WHAT YOU WILL DO:
Going line by line through the material below, tally those that contain the word "yang" and give the count by itself.

DATA RECORDS:
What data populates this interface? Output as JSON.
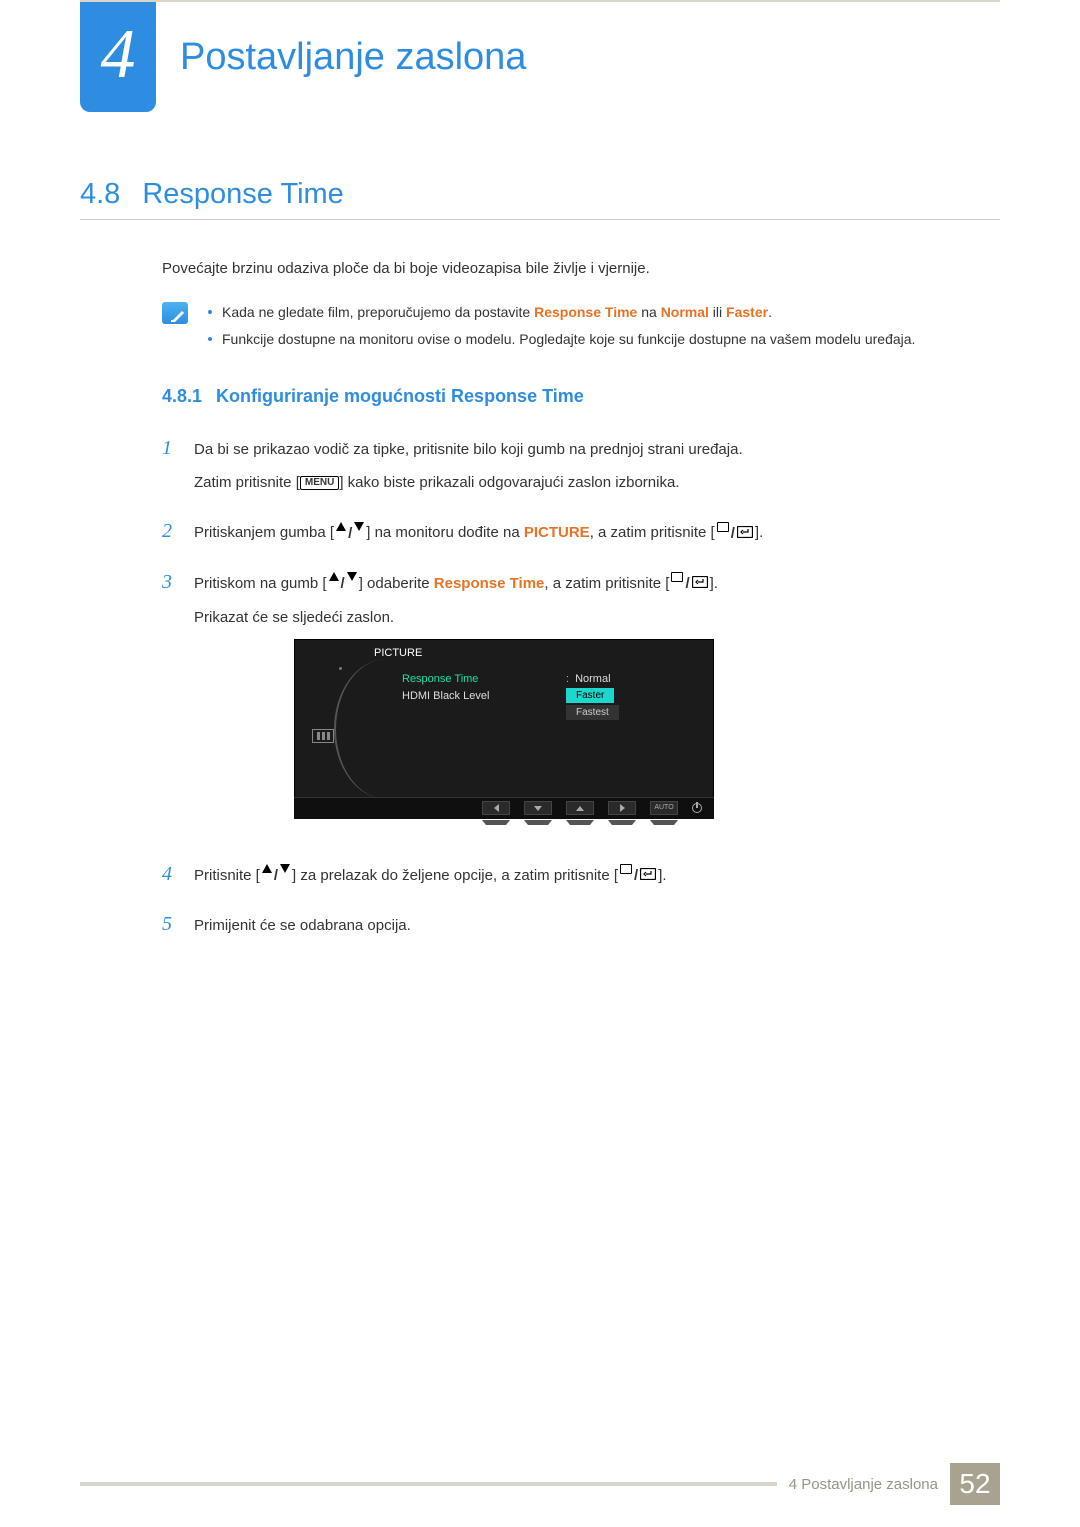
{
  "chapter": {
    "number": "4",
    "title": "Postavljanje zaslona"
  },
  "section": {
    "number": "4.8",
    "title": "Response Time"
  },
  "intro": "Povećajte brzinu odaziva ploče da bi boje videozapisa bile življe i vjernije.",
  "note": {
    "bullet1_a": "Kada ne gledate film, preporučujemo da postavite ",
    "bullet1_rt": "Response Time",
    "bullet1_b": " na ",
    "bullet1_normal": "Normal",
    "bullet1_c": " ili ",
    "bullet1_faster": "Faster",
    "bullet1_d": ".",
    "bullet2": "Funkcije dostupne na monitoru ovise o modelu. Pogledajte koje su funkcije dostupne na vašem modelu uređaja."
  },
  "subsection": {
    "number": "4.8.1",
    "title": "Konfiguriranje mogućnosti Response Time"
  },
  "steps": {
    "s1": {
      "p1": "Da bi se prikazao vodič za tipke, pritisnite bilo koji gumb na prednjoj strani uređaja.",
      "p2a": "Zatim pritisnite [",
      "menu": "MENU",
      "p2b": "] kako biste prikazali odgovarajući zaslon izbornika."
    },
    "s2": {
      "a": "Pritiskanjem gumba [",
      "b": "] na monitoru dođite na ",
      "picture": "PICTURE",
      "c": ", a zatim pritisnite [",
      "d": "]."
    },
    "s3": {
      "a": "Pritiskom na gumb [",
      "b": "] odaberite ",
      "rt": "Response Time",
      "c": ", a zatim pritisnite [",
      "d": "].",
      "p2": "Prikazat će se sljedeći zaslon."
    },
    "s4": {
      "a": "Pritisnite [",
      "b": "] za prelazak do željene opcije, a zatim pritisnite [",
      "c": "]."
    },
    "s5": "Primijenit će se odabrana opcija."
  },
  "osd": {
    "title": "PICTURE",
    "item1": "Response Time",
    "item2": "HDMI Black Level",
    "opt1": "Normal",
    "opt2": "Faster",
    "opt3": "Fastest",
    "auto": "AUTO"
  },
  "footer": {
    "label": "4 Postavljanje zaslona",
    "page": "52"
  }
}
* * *
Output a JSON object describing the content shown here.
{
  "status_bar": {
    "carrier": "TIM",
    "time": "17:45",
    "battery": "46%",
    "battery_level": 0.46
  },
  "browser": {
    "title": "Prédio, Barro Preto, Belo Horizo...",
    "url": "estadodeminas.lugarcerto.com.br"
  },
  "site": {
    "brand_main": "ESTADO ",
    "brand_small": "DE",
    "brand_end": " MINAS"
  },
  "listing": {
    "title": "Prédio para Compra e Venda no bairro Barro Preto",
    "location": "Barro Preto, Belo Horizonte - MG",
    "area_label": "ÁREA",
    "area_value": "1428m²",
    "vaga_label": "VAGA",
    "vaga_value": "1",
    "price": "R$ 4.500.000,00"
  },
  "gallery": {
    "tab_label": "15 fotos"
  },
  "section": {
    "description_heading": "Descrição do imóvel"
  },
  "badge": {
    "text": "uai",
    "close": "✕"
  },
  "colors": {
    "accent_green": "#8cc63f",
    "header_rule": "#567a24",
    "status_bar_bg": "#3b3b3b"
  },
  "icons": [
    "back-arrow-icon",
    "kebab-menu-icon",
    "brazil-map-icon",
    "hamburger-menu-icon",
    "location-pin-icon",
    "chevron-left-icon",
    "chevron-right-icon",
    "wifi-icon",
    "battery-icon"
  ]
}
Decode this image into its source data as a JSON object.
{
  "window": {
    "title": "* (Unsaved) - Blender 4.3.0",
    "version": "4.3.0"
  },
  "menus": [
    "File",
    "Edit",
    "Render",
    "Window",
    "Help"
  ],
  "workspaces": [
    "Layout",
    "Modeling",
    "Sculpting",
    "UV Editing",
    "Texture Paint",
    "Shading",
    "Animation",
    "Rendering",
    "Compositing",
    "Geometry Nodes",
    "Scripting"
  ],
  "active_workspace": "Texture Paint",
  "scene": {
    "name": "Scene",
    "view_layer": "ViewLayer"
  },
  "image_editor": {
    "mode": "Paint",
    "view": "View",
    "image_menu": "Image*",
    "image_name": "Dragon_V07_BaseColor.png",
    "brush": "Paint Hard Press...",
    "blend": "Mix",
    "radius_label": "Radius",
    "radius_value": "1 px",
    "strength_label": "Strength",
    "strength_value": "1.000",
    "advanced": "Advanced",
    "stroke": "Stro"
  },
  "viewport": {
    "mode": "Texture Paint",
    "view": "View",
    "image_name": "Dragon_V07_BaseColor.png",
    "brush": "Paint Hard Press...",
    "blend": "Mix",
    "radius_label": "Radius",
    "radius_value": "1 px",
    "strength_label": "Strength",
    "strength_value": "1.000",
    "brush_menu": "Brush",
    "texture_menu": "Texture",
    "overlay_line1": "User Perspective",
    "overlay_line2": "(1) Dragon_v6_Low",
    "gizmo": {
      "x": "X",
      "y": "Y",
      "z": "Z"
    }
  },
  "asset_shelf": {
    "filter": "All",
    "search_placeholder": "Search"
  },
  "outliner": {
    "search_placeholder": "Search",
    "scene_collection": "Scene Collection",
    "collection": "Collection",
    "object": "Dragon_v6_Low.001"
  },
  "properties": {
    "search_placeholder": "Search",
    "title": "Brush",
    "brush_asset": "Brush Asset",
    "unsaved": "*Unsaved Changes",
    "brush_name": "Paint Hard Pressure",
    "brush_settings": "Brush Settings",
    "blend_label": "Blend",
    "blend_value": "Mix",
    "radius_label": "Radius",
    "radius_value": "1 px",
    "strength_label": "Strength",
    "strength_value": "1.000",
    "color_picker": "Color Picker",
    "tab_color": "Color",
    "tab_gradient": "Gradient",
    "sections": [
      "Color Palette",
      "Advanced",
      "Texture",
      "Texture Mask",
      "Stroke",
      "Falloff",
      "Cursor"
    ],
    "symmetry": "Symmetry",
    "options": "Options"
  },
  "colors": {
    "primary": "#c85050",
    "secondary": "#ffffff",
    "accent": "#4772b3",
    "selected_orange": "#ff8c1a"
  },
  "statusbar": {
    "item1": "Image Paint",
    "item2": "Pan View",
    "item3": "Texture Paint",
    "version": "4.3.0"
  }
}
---
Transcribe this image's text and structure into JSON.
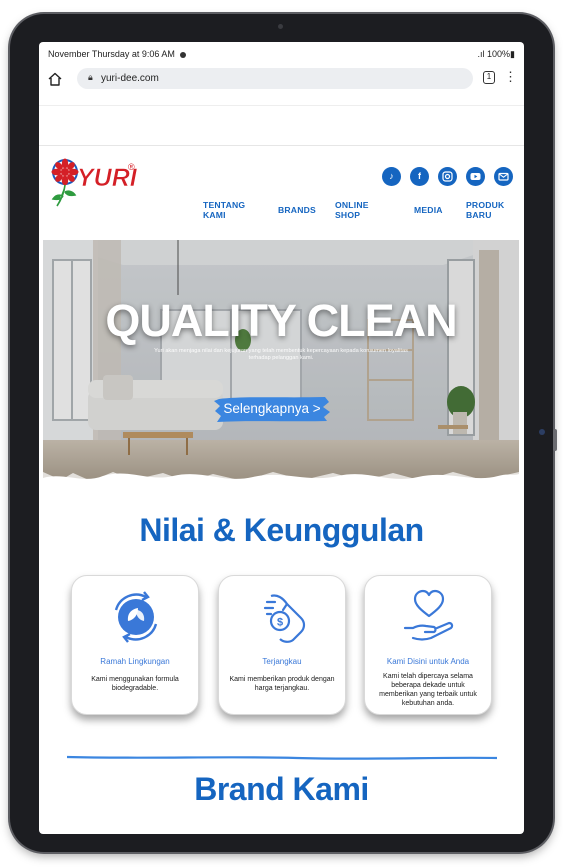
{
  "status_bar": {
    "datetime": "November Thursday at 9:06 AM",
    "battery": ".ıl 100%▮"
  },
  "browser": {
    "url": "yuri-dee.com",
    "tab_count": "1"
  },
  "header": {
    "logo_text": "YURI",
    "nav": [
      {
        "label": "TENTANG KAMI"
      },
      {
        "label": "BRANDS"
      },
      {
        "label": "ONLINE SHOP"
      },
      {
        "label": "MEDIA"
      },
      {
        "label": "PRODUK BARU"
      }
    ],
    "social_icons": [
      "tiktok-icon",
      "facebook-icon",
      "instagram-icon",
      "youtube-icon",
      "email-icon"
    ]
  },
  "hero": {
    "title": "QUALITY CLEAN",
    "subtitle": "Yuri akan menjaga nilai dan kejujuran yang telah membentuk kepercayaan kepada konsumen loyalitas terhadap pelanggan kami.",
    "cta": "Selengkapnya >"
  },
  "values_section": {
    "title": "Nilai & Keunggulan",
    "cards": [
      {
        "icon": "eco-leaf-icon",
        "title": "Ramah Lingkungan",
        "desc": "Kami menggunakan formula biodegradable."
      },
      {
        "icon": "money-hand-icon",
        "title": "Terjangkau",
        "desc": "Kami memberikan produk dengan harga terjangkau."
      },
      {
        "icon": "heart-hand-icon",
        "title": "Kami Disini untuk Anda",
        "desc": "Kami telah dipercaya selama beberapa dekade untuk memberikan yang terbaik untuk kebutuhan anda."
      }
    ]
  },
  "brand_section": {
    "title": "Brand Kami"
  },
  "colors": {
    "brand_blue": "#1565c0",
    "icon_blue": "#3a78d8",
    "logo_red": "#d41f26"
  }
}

THE COMPLETED TASK:
2